* [Description of the task]: Scan the listing below. Copy each line that contains "level".

* [Provided entries]:
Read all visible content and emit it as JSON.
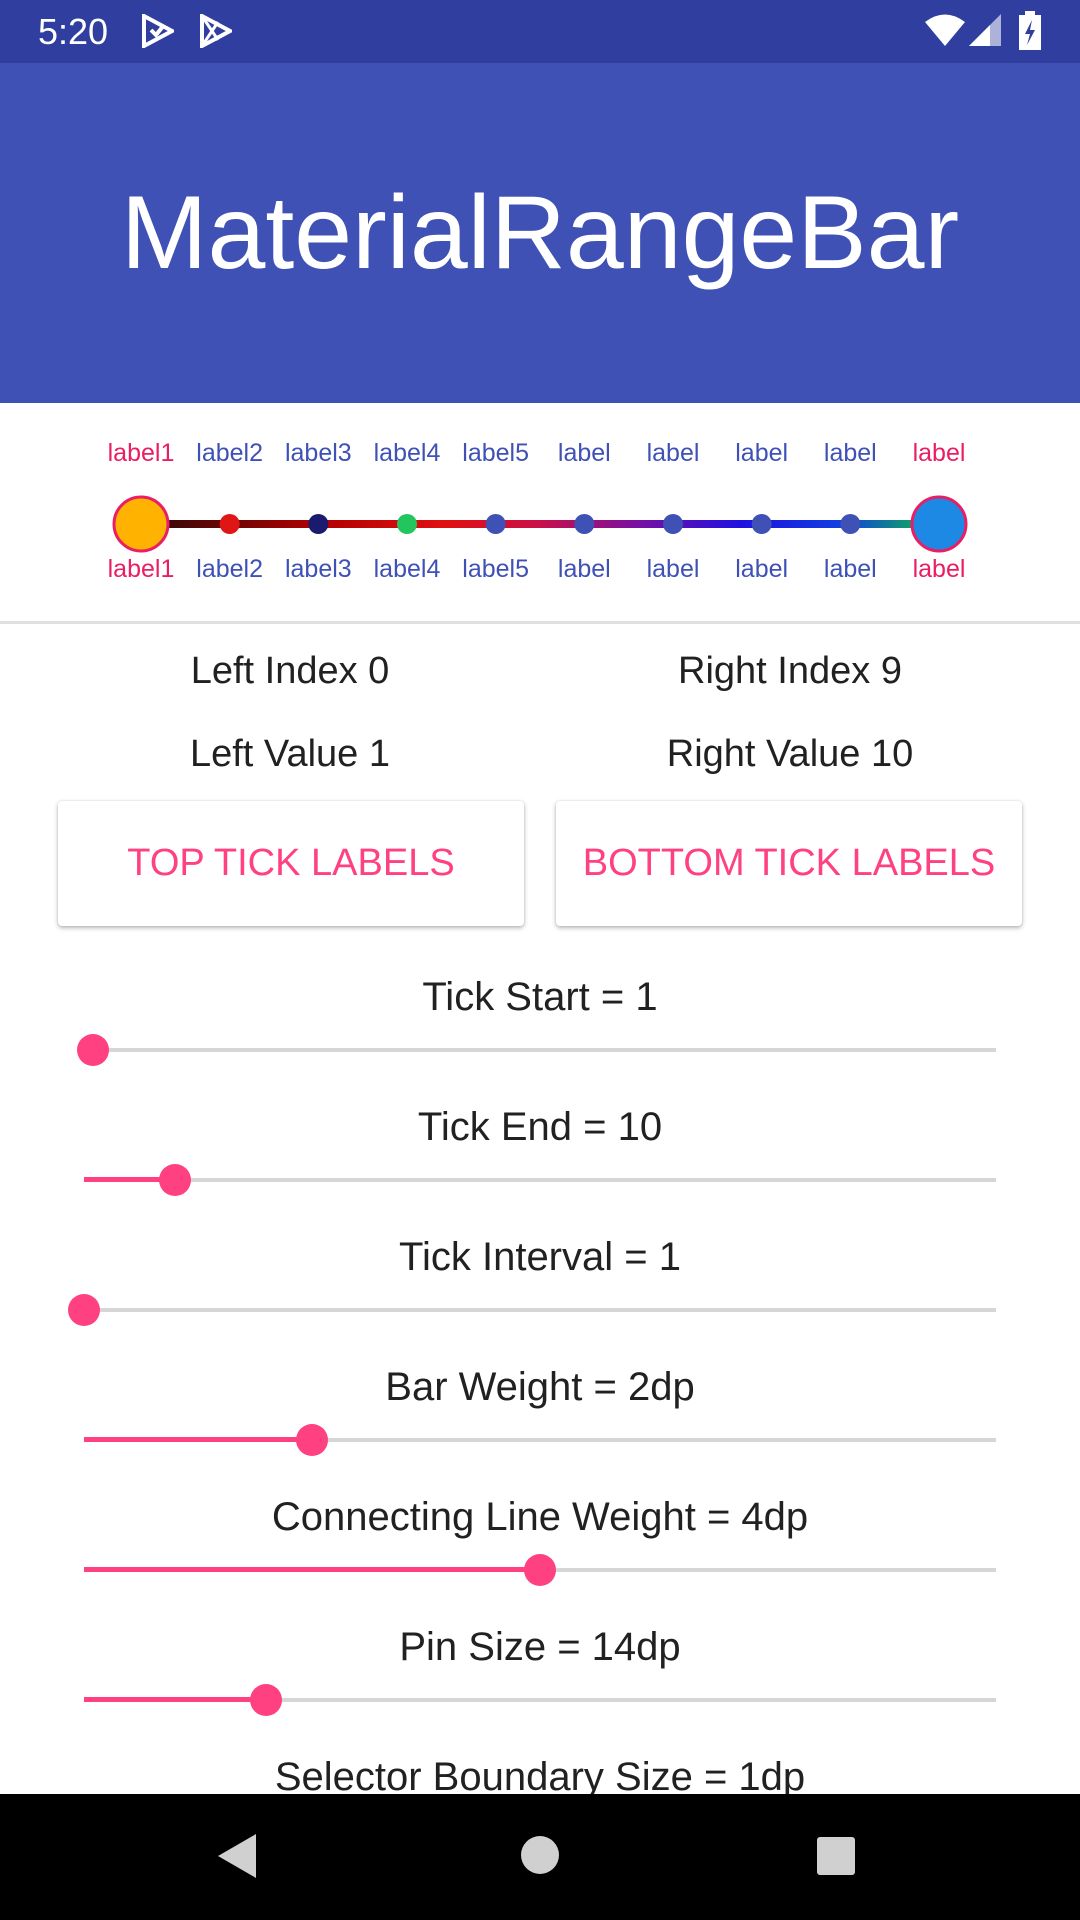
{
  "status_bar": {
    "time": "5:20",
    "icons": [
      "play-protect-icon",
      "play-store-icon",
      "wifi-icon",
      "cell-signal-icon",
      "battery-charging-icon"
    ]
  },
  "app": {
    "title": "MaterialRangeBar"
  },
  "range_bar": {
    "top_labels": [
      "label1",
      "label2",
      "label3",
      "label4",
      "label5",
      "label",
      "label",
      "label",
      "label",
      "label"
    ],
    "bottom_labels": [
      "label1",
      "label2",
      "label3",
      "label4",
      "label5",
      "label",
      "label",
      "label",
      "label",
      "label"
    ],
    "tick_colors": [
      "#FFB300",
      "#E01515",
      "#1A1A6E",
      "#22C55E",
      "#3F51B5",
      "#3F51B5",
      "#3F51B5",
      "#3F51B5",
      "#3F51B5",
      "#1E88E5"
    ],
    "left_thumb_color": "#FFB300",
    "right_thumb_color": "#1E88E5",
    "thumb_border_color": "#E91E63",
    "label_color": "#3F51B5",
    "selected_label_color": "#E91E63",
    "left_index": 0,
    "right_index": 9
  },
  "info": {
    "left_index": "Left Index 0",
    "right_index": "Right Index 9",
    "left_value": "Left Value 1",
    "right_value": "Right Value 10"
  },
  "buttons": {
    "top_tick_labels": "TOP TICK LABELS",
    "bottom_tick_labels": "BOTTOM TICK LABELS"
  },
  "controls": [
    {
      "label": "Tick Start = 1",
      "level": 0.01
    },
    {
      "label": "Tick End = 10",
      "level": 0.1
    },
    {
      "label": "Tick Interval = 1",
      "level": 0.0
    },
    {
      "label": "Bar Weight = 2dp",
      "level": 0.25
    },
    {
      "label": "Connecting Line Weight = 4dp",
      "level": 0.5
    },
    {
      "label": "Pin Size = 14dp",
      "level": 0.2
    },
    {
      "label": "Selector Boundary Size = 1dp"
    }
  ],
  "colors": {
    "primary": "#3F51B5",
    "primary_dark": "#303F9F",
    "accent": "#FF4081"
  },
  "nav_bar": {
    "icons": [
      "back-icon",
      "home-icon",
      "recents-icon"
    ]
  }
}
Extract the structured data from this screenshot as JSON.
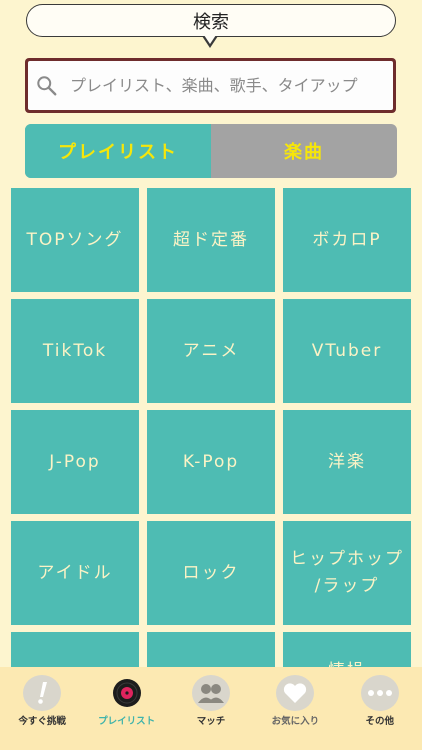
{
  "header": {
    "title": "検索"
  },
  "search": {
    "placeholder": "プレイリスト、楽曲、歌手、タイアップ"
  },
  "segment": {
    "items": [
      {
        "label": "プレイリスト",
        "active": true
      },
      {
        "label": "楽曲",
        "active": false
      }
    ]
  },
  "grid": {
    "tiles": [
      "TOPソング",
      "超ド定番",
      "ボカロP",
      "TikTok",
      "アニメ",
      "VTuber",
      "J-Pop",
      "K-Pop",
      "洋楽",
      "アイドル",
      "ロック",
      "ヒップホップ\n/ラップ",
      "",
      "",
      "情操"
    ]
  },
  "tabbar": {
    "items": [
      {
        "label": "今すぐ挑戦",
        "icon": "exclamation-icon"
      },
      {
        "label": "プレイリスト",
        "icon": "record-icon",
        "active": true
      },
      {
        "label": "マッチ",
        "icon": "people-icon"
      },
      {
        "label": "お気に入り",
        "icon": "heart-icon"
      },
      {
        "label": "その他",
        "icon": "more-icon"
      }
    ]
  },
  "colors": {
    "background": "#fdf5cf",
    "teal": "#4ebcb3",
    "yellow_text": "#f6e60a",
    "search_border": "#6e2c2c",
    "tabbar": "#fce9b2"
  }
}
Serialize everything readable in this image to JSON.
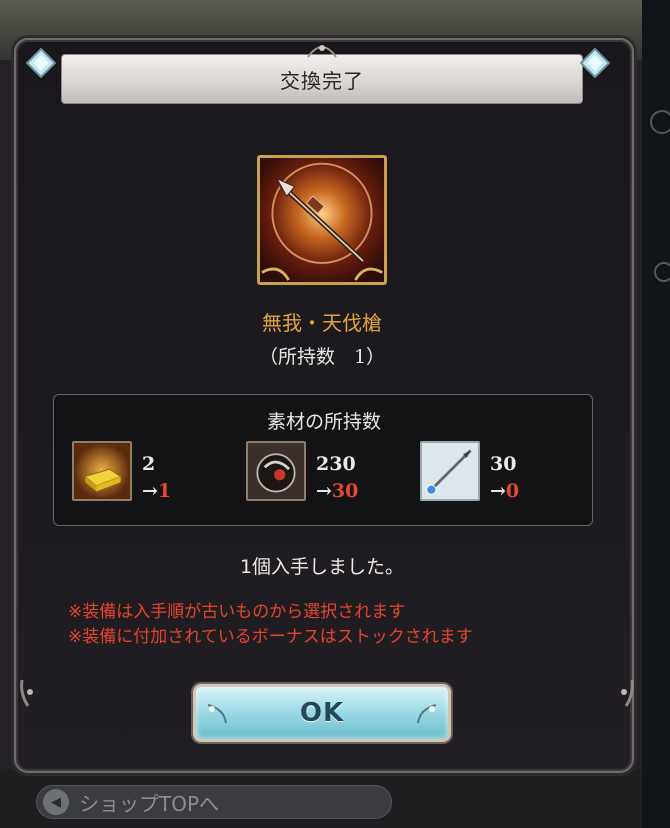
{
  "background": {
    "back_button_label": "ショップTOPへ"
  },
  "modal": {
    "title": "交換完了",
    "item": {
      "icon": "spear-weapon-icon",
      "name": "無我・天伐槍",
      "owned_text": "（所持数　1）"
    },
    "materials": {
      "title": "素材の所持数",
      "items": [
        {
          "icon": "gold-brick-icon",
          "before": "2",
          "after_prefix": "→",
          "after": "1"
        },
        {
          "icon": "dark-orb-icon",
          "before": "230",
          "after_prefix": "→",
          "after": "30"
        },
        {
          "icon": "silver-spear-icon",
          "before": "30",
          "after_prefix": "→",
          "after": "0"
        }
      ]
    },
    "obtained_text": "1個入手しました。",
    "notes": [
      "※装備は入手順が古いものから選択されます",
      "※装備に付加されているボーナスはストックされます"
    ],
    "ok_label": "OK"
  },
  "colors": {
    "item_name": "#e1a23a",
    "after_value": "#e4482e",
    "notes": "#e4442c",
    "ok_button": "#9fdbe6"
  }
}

* [Response]:
      "level": 0.01
      "level": 0.1
      "level": 0.0
      "level": 0.25
      "level": 0.5
      "level": 0.2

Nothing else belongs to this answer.